* Required action *
Select the lines below containing the word "description".

---------- Records shown

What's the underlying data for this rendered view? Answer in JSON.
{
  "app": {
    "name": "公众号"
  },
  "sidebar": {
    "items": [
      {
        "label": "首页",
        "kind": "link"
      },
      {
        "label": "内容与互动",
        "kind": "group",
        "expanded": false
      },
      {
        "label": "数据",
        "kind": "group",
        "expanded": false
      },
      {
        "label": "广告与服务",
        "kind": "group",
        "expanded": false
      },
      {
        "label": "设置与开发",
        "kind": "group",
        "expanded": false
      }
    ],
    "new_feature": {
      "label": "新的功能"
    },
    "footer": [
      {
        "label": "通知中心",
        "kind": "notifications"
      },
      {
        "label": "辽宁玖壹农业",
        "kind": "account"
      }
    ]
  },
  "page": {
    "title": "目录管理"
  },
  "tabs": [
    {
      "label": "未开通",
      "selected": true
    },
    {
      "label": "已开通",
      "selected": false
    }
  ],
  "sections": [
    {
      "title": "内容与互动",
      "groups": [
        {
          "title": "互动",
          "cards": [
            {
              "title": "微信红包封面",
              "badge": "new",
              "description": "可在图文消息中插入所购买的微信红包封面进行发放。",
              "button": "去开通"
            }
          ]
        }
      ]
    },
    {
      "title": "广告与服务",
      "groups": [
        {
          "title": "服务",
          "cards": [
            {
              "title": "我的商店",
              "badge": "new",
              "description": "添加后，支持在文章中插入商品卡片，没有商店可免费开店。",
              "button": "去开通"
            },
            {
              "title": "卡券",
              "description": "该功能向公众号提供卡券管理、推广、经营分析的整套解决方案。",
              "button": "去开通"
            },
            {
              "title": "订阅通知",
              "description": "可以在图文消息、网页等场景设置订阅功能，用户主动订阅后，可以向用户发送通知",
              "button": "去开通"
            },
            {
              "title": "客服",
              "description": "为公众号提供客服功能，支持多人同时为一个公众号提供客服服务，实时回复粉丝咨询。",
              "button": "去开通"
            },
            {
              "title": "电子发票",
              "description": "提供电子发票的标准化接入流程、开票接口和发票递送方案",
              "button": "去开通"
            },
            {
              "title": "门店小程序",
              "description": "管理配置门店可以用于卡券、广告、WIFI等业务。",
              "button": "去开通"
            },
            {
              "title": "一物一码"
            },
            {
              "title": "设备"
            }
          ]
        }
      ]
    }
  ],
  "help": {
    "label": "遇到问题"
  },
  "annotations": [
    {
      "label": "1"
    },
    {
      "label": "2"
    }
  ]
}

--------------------

* Exercise response *
              "description": "可在图文消息中插入所购买的微信红包封面进行发放。",
              "description": "添加后，支持在文章中插入商品卡片，没有商店可免费开店。",
              "description": "该功能向公众号提供卡券管理、推广、经营分析的整套解决方案。",
              "description": "可以在图文消息、网页等场景设置订阅功能，用户主动订阅后，可以向用户发送通知",
              "description": "为公众号提供客服功能，支持多人同时为一个公众号提供客服服务，实时回复粉丝咨询。",
              "description": "提供电子发票的标准化接入流程、开票接口和发票递送方案",
              "description": "管理配置门店可以用于卡券、广告、WIFI等业务。",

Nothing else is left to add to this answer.